TO DO:
Line count for the string "arrow": state how many lines in the records below hold it, giving only the number.

AVAILABLE DATA:
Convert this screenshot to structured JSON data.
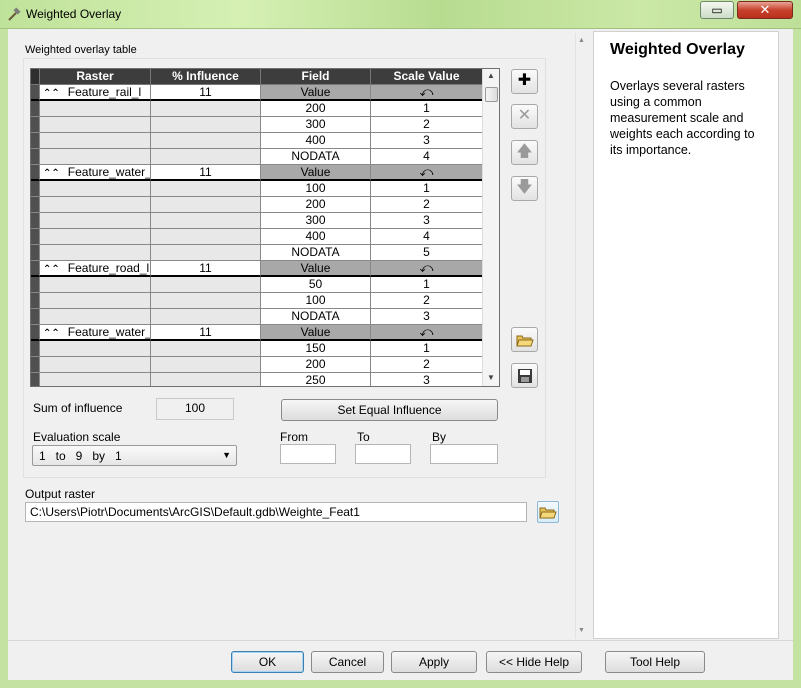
{
  "window": {
    "title": "Weighted Overlay",
    "close_glyph": "✕",
    "help_glyph": "▭"
  },
  "table": {
    "label": "Weighted overlay table",
    "headers": [
      "Raster",
      "% Influence",
      "Field",
      "Scale Value"
    ],
    "groups": [
      {
        "raster": "Feature_rail_l",
        "influence": "11",
        "field": "Value",
        "rows": [
          [
            "200",
            "1"
          ],
          [
            "300",
            "2"
          ],
          [
            "400",
            "3"
          ],
          [
            "NODATA",
            "4"
          ]
        ]
      },
      {
        "raster": "Feature_water_a",
        "influence": "11",
        "field": "Value",
        "rows": [
          [
            "100",
            "1"
          ],
          [
            "200",
            "2"
          ],
          [
            "300",
            "3"
          ],
          [
            "400",
            "4"
          ],
          [
            "NODATA",
            "5"
          ]
        ]
      },
      {
        "raster": "Feature_road_l",
        "influence": "11",
        "field": "Value",
        "rows": [
          [
            "50",
            "1"
          ],
          [
            "100",
            "2"
          ],
          [
            "NODATA",
            "3"
          ]
        ]
      },
      {
        "raster": "Feature_water_l",
        "influence": "11",
        "field": "Value",
        "rows": [
          [
            "150",
            "1"
          ],
          [
            "200",
            "2"
          ],
          [
            "250",
            "3"
          ]
        ]
      }
    ]
  },
  "sum": {
    "label": "Sum of influence",
    "value": "100"
  },
  "set_equal_button": "Set Equal Influence",
  "evaluation": {
    "label": "Evaluation scale",
    "value": "1   to   9   by   1",
    "from_label": "From",
    "to_label": "To",
    "by_label": "By"
  },
  "output": {
    "label": "Output raster",
    "value": "C:\\Users\\Piotr\\Documents\\ArcGIS\\Default.gdb\\Weighte_Feat1"
  },
  "buttons": {
    "ok": "OK",
    "cancel": "Cancel",
    "apply": "Apply",
    "hide_help": "<< Hide Help",
    "tool_help": "Tool Help"
  },
  "help": {
    "title": "Weighted Overlay",
    "body": "Overlays several rasters using a common measurement scale and weights each according to its importance."
  },
  "icons": {
    "add": "add-icon",
    "remove": "remove-icon",
    "up": "arrow-up-icon",
    "down": "arrow-down-icon",
    "open": "open-folder-icon",
    "save": "save-icon",
    "expand": "collapse-chevron-icon",
    "undo": "undo-icon"
  }
}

ANSWER BOX:
2